▸ **BRIEF**
In the entries below, work out how many lines include "this", and write only that number.

▸ **SUPPLIED INFORMATION**
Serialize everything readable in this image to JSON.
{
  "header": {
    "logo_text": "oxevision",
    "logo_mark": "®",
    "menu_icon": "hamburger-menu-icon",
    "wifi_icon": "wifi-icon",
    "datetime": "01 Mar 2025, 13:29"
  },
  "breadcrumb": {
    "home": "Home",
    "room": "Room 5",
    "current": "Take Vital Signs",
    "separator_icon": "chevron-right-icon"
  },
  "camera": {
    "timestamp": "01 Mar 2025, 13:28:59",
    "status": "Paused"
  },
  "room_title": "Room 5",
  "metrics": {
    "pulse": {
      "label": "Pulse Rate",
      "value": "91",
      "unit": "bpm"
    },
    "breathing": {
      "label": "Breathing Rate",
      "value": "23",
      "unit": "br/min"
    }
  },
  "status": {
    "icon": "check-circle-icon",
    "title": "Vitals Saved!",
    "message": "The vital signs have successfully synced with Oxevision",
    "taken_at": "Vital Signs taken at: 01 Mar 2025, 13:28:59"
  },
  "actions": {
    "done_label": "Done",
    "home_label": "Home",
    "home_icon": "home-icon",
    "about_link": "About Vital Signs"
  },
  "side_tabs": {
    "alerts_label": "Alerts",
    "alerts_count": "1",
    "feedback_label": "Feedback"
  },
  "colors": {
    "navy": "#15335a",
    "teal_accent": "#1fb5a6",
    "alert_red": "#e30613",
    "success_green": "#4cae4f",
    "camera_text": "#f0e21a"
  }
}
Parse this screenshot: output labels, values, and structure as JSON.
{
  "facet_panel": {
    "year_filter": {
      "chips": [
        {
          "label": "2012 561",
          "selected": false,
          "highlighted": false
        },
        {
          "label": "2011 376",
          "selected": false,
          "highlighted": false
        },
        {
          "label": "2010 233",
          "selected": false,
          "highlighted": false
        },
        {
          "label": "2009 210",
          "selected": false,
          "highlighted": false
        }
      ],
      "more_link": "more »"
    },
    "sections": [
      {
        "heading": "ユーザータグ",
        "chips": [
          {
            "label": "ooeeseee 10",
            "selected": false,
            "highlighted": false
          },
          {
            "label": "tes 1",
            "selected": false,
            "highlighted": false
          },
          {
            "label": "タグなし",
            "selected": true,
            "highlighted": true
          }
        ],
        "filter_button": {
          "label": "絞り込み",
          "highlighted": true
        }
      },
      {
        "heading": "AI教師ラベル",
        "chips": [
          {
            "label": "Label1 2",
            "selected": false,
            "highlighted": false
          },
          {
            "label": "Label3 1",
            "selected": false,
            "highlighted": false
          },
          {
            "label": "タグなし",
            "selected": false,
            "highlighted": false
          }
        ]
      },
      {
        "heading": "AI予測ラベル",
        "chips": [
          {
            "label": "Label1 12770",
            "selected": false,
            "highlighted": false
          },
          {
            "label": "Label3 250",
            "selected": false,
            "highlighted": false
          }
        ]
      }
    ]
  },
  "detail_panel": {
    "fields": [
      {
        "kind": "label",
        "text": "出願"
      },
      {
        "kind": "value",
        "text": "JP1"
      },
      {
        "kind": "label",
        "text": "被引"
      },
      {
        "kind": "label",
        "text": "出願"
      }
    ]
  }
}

▸ **TASK OUTPUT**
2